The Name Game

My daughter, Clara, turned seven on Monday. Tomorrow we host a birthday party for friends and family. 

I was telling Clara stories about the day she was born, and this story came to mind, which I wrote about at the time (to Clara) and thought I would share here.

It's a testament to my wife's ability to remain cool under pressure.

During labor, many people were in and out of our room. Nurses and doctors surrounded the bed, constantly introducing themselves and stating their positions.

“Hi, I’m Doctor Smith, the attending on tonight.”

“Hello, I’m Doctor Jones. I’ll be administering your epidural.”

“I’m Doctor Andrews. I’m here to turn down your epidural.”

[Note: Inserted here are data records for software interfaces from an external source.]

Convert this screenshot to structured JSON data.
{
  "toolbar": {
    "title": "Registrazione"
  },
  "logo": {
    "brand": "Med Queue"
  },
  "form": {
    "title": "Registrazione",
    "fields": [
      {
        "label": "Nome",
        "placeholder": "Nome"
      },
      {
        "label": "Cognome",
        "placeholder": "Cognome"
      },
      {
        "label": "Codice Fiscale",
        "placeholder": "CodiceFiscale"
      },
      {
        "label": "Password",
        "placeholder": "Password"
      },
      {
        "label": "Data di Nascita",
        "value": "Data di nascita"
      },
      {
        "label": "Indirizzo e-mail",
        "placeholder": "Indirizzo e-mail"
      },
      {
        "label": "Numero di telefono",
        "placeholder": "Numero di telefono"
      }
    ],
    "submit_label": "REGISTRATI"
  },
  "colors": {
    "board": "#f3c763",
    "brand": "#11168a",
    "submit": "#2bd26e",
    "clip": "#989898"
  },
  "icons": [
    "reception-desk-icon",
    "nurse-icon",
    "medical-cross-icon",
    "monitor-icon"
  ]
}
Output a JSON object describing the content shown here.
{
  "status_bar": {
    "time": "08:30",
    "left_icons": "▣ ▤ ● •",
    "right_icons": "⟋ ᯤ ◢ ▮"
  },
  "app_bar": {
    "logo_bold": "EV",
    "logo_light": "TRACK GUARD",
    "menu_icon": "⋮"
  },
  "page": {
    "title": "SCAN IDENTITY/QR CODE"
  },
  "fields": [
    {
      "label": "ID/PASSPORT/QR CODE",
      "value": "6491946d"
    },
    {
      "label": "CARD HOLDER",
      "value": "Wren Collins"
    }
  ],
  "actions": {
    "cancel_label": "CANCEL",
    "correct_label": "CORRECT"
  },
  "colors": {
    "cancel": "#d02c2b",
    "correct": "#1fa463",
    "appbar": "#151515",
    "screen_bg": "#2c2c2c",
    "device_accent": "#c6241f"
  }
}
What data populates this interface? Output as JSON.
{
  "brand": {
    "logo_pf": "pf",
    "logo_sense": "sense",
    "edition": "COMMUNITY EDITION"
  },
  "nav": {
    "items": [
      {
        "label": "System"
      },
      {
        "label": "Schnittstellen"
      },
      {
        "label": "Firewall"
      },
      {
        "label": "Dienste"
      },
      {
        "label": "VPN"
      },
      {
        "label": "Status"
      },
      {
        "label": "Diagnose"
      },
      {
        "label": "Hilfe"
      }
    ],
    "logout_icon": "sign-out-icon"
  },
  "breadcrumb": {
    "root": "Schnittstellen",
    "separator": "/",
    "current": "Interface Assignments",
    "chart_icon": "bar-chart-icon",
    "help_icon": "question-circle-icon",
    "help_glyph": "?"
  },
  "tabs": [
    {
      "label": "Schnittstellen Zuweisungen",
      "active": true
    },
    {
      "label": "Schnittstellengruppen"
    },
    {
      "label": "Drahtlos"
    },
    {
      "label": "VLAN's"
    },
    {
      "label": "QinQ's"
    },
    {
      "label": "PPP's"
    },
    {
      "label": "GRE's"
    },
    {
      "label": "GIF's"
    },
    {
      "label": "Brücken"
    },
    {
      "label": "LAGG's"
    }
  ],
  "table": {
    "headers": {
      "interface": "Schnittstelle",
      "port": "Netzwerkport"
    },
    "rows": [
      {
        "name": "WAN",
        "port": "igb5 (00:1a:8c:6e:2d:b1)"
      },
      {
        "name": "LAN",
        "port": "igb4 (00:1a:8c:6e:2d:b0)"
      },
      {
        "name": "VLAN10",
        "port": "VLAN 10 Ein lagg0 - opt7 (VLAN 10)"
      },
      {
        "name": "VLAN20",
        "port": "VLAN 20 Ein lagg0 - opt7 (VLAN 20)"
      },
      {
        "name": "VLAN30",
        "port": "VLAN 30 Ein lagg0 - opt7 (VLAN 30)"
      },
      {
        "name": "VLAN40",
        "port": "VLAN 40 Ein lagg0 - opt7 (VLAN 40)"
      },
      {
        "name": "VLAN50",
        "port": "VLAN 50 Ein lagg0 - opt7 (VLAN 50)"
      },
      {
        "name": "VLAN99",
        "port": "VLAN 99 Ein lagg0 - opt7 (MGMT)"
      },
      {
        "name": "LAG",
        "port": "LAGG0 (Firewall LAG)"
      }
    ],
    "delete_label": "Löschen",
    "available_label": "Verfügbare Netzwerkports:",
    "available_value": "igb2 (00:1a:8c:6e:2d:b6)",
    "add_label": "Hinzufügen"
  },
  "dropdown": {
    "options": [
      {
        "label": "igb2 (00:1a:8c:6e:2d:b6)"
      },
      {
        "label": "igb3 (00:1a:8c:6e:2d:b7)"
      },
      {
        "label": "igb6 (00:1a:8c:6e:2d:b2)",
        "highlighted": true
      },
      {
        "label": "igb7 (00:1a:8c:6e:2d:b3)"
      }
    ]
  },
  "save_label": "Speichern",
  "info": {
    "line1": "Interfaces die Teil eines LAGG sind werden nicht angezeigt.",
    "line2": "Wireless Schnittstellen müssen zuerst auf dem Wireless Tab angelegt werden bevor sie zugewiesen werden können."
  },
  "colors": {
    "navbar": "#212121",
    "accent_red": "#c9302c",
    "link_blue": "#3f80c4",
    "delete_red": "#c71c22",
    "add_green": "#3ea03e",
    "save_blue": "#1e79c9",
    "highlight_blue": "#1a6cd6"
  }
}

“I’m Doc Simpson. I’m here to look at your vagina.”

Most remarkably, your mom seemed to keep track of all these people amidst all the contractions and pushing. At one point a doctor introduced herself to us, consulted with another doctor, checked in with a couple nurses, and then turned to leave just as your mother began pushing again. But before she did, she took a moment to look up and say goodbye to the doctor, addressing her by her name.

Katherine, our nurse, turned to me and said, “How can she possibly remember all these people’s names?”

A few minutes later, Katherine asked a nurse to arrange for "Petey" to come down to our room. Considering every other person in the room had been introduced either with their title of doctor or by their first name in the case of the two female nurses, the thought of some guy named Pete, who apparently insisted on being called by his first name, coming to the room alarmed your mother.

“Wait a minute,” she said. “Whose Petey?”

“Not Petey, a person,” Katherine explained. “Pediatrics. They’ll need to be here at the delivery.”

Half naked, contracting and pushing, your mother was still on the top of her game.

Men are much more likely to use nicknames. Is this true, and if so, why?

Ever notice that men are much more likely to assign nicknames or use surnames when two or more people share the same first name, whereas women are not?

Why is this?

For example, there are three Matthews in one of my circles of friend. Myself, Matthew Shepard and Matthew Parker. Rather than relying on versions of of our first names, we simply became Shep, Parker, and Matty.

In another circle of friends, there are three Michaels. Each ended up being referred to by their surnames. Even with the possibility of using Michael,  Mike and even Mikey, no version of the first name was left standing.

In a third circle of friends, there are two Jeffs. Jeff Coger became Coog and Jeff Martin became Martin. Again, no first name variant was left standing. 

Yet I never see women do this. Though I refer to some of my female friends by their surnames from time to time, I can’t remember the last time I heard a woman do this. And I almost never see a woman going by a nickname of any kind. A Jennifer may become a Jen or a Jenny, but rarely does she  become a J.Lo. 

Am I just hanging out with the wrong kind of women or is this a thing?

And if so, why?